This post was written back in May, but for reasons due to technical issues with my website and many time constraints, I have only recently managed to get it live. Much has happened since this post was penned, as I DNF’d (did not finish) at San Diego 100 and pushed on to run a redemption run of my own making in the weeks that followed. As I unlayer the stress and intensity of such high volume training, I am finding my writing is returning. There will be more soon! But for now, here is where I have been…
I am not even sure where to begin. I have been silent recently. I haven’t written anything in months. When I started this blog I fully intended to write regularly, post at least every other week. And I did for several months. Even when I didn’t feel like I had anything to say, I made myself sit down and write a little each week. After a few false starts a topic would just “fit” and the blog post would pour out, as if it was already written in my head and my fingers just had to find the right trigger to pull out the words. Writing wasn’t always easy, but it was fun, and I found I craved my writing time. It was comfortable to carve out time to write, I needed the outlet, and I relished the process.

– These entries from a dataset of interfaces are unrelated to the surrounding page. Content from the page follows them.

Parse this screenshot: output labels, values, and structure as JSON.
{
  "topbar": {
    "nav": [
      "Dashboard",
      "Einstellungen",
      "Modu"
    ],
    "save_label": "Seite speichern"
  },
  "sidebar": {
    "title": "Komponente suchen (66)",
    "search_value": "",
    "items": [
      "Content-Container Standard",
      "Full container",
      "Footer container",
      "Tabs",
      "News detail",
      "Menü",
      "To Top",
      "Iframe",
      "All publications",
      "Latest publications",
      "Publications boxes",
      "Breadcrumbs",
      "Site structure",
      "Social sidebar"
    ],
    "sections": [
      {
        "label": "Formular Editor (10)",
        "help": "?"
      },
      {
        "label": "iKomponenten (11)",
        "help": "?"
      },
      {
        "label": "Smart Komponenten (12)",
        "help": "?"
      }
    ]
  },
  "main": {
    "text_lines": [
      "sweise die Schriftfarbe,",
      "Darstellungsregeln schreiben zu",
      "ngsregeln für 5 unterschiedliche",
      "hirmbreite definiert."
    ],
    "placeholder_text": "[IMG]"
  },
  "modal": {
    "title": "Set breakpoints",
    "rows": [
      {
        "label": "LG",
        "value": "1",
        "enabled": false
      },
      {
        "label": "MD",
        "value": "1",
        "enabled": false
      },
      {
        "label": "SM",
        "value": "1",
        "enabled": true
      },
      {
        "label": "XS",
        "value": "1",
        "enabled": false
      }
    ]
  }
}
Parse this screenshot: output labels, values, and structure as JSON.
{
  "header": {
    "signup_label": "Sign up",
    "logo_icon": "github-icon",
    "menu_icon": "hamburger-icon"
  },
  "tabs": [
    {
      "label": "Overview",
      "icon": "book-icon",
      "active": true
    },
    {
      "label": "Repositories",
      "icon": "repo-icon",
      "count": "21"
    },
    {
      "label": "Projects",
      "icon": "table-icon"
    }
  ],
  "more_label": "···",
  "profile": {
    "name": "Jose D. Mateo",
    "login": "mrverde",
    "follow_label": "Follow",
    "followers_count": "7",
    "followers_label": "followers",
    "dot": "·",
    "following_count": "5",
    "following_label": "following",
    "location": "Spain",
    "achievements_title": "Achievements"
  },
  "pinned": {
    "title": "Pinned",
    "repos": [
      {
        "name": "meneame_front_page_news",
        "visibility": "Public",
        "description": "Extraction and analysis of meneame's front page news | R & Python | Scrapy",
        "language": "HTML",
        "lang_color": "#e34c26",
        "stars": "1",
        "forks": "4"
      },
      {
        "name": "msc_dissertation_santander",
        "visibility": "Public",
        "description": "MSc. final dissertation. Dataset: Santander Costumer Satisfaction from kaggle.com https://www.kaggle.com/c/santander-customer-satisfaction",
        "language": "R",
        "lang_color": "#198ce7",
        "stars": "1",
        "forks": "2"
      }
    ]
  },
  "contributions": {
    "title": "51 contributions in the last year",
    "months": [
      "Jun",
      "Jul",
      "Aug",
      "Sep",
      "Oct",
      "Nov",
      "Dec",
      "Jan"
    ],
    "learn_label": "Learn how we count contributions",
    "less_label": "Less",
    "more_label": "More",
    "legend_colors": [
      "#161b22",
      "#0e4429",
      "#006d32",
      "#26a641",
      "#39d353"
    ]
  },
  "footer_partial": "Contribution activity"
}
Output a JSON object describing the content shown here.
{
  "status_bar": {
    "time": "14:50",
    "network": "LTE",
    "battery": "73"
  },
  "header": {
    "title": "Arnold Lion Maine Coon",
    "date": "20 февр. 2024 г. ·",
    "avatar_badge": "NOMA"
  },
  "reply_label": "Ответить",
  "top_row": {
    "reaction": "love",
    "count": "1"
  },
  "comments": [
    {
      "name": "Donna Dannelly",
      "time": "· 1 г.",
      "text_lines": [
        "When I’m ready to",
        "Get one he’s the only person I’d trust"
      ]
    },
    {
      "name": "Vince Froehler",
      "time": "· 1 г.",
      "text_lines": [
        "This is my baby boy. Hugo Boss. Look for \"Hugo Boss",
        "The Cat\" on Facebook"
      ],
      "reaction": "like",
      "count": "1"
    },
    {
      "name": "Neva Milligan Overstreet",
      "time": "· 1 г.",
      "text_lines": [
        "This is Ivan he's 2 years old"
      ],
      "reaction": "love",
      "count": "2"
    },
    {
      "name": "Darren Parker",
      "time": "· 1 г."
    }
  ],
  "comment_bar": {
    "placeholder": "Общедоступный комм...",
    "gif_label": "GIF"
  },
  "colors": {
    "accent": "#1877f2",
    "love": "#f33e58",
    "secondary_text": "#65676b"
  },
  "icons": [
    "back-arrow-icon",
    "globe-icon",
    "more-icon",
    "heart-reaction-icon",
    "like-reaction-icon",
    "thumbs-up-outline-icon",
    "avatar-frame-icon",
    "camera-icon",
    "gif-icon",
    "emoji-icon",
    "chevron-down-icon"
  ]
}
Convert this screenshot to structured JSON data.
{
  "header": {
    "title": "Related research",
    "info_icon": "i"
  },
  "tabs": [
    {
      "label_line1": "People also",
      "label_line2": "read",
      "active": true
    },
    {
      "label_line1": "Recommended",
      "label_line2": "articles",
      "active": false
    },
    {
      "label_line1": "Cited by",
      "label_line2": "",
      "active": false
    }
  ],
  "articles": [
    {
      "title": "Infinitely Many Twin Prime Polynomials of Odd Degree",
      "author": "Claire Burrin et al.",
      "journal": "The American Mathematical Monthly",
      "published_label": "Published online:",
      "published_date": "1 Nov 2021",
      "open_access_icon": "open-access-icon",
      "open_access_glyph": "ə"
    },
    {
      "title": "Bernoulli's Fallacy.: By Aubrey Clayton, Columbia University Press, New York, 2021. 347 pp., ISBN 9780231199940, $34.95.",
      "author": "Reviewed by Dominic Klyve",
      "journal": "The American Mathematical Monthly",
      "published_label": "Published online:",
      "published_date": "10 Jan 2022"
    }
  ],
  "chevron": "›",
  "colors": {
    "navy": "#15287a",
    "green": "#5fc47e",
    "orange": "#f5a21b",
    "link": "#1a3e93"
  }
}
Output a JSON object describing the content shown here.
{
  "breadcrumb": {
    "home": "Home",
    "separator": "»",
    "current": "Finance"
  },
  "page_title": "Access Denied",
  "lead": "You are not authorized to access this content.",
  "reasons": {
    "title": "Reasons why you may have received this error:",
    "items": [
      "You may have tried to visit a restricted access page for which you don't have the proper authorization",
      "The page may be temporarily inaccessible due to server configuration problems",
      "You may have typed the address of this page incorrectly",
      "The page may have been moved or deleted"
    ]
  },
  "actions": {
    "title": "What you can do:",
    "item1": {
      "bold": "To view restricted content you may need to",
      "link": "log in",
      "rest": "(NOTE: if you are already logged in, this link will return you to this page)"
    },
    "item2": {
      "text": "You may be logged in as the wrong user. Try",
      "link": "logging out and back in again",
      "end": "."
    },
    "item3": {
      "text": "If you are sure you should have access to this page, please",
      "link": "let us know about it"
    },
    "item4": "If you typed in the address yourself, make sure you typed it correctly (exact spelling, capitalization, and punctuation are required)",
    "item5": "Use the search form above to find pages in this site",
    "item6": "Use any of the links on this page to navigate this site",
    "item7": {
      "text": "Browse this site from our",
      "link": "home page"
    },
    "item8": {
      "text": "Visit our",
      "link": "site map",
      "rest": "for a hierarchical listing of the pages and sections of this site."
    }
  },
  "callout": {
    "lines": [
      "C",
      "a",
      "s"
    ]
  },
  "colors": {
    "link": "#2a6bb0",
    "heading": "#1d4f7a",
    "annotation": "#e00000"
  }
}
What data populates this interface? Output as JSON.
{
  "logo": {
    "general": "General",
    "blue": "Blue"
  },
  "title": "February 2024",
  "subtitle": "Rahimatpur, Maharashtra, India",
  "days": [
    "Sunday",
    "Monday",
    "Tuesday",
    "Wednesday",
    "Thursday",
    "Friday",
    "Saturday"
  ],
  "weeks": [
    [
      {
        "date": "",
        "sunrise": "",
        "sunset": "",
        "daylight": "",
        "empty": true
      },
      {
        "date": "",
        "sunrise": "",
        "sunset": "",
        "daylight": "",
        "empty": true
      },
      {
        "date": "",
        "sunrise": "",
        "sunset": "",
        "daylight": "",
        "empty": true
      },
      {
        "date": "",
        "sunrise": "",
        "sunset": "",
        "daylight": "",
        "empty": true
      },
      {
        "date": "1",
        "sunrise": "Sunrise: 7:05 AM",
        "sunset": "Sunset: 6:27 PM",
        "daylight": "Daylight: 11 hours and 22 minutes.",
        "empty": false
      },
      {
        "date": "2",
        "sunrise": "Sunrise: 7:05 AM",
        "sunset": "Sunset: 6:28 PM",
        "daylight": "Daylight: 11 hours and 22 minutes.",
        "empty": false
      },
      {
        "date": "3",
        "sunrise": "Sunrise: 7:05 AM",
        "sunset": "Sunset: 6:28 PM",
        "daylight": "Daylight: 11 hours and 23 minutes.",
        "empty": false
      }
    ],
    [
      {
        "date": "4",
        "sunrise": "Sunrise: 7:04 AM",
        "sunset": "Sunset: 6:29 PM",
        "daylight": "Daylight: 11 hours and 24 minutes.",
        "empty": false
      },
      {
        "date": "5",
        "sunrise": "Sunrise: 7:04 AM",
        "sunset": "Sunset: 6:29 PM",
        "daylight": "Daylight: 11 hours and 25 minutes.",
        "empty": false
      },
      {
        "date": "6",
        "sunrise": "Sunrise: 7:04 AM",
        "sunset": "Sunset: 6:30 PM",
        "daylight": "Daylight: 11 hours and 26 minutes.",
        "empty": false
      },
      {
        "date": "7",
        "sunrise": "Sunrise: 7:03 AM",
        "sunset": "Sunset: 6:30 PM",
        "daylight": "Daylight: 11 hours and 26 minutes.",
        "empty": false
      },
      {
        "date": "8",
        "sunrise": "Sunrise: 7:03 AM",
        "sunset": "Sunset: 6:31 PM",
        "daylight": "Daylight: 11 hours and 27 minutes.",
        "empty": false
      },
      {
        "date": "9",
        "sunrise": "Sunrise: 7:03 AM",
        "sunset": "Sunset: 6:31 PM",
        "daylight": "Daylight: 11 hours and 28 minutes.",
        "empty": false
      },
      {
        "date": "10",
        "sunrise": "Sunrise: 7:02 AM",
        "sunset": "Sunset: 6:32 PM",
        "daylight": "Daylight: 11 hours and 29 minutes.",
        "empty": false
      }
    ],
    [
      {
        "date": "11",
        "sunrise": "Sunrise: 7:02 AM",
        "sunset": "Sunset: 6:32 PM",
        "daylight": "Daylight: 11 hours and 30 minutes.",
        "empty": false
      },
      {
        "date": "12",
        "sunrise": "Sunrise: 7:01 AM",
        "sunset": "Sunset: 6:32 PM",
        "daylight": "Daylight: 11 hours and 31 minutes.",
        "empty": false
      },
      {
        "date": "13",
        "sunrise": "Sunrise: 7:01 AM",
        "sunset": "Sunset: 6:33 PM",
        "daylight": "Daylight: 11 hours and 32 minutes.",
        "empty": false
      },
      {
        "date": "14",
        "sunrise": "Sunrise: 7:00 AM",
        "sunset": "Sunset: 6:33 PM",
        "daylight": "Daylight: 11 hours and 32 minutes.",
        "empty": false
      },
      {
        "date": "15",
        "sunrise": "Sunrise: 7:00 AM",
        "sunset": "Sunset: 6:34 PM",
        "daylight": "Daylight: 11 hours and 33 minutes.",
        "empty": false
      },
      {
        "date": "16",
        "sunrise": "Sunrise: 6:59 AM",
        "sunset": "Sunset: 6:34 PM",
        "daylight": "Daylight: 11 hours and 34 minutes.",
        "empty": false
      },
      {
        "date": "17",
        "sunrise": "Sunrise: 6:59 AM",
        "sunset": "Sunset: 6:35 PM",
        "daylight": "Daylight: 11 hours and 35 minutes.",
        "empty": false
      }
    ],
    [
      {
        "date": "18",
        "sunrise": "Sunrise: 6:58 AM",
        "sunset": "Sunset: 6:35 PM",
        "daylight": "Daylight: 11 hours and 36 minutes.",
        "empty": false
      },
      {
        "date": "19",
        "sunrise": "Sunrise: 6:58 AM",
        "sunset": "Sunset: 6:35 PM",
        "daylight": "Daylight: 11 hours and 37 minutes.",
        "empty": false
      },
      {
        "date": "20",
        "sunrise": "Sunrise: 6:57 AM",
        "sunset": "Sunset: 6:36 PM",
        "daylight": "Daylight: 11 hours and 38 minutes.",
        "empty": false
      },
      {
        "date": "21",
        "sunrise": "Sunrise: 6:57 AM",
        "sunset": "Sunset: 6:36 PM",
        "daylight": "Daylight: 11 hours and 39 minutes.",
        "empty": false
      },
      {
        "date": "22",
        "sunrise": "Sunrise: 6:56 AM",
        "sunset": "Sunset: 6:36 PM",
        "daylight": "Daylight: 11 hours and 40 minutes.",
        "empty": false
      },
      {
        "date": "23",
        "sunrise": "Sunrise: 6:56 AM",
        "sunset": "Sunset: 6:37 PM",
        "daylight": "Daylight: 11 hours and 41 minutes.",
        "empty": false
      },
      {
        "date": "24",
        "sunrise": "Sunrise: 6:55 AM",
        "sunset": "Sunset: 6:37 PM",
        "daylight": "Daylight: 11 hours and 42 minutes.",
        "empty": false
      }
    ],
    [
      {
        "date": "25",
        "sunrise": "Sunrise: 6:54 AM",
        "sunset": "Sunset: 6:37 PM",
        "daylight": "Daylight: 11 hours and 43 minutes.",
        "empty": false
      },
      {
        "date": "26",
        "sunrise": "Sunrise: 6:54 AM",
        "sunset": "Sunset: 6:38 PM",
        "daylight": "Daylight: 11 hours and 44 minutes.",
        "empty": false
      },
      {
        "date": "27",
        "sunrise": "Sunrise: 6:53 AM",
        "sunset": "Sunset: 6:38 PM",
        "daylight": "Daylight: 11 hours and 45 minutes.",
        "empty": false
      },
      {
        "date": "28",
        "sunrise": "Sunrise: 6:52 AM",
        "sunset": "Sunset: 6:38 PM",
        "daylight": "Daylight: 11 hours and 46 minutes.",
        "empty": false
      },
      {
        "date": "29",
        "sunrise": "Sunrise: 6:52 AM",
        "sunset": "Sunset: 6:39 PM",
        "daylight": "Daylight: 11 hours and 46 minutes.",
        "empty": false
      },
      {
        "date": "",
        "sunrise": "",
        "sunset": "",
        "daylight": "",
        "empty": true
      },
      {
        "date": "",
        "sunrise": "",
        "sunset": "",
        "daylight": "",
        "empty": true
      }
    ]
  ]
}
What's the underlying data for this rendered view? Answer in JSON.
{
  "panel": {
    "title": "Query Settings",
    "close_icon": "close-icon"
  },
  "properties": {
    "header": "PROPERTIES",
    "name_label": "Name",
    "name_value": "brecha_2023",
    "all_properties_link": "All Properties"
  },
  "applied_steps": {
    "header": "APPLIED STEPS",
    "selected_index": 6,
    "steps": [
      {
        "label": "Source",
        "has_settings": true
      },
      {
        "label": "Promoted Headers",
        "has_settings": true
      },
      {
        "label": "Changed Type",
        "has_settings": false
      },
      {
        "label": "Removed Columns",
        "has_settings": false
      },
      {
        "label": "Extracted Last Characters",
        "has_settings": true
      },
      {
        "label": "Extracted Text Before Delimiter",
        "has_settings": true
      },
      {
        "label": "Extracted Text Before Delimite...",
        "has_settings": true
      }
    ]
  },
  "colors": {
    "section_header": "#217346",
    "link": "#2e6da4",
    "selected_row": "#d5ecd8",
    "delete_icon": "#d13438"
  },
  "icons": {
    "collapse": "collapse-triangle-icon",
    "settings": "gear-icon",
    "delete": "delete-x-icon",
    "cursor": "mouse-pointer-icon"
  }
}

And then in January I signed up for the San Diego 100, a race through the mountains outside San Diego that will be held in June. I was starting to feel the itch to race again, and I knew I wanted another shot at a hundred, a “real” hundred, one with mountains and climbing and technical trails. A friend of mine was considering the race, and the June time frame seemed ideal. It would mean my training would be over before my son was out of school, no sweltering training runs in 100+ degree heat, no juggling schedules to fit in a long run between summer camps. I could train through the spring, run the race, and then be free to enjoy summer with my boy with no pressures of training schedules and workouts. I had also already planned to race the Tinajas 100k in March, which seemed a perfect stepping stone to a June hundred. So after getting the thumbs up from my ever supportive husband, I sent in my registration with my qualifying hundred finish time, and shot a text to my coach about the “slight” addition to my spring training plan.
In the early weeks of training, my mileage was low enough I still found time to work, write, run, and be a mom and wife. But that changed quickly. I was increasing my volunteering responsibilities at my son’s school, at the same time that I worked on spring and summer travel plans for clients, tried to be engaged in family, and found my mileage inching ever upward. More mileage, more challenging workouts, more climbing, more strength work, and more self-care body work to keep everything in working order for the next workout. Though I am a relatively low mileage ultra-runner, I do a variety of workouts that eat up time, and as time slowly disappeared into increasingly challenging workouts, I found myself scrambling to fit in my other responsibilities. Writing, never a necessity in the day to day schedule, was the first to fade away.
At first I missed the writing process. I had ideas tumbling in my head, but never the opportunity to explore them. When I did have a bit of time to sit, I needed to be rolling out kinks in my muscles, or heading to bed for extra rest. Staying up late to write just wasn’t a wise or viable option. Sometimes I even resented the workouts that took me away from a chance to write, I questioned why I was doing this to myself again, and what I was sacrificing for this opportunity to race, was it worth it. Eventually, I found the training rhythm, head down, never look beyond the next week, the next workout. I found the pleasure in pushing myself again, in trying new things (hello to 9000+ elevation gain in a week of training), in the sense of getting stronger and more confident in myself. And as the training consumed me, as I committed to the process and the goal, the urge to write faded. Before long, I looked up to find I hadn’t thought about writing in weeks, and I hadn’t even realized it was missing.
I said once that writing for me is a way to process, to take the mashed up parts of life and make sense of the ebb and flow of ideas and emotions that pull at my attention each day. Without writing, I don’t feel whole, I don’t feel like I can put things in place and move on, a stronger and more balanced person. And that is true. But I have also said that running for me is a physical manifestation of the same process. When I run, my mind calms and falls into a pattern, where it can sort and organize, recombine and discard the many thoughts in my head. Running is writing, my body as the words, the trail as the paper. They are two parts of one whole. And while this processing, this meditative mental organizing, is always necessary for me to feel healthy and calm, the exact outlet is not specific. Trail running and writing both draw from the same pool, and the volume of the pool seems to be finite. When I am running less, the need to write is overwhelming. When the miles tick upward, that drive to write dwindles. Part of it is the limited capacity of time, that is true. But if I am honest with myself, running pulls from the pool of creativity that drives me to write.
I am not saying I shouldn’t run. I do love it so much. I also know that running lower mileage does not have the same effect on my writing as does high volume training. But I am learning that if I want to train for these long ultras, at this time in my life with the demands of a young family, writing will have to fade for a while. So while I may have been silent these last few months, I will be back. Training is drawing to a close, summer is calling. And with the summer will come lower miles, and a renewed energy, and rediscovered need to write.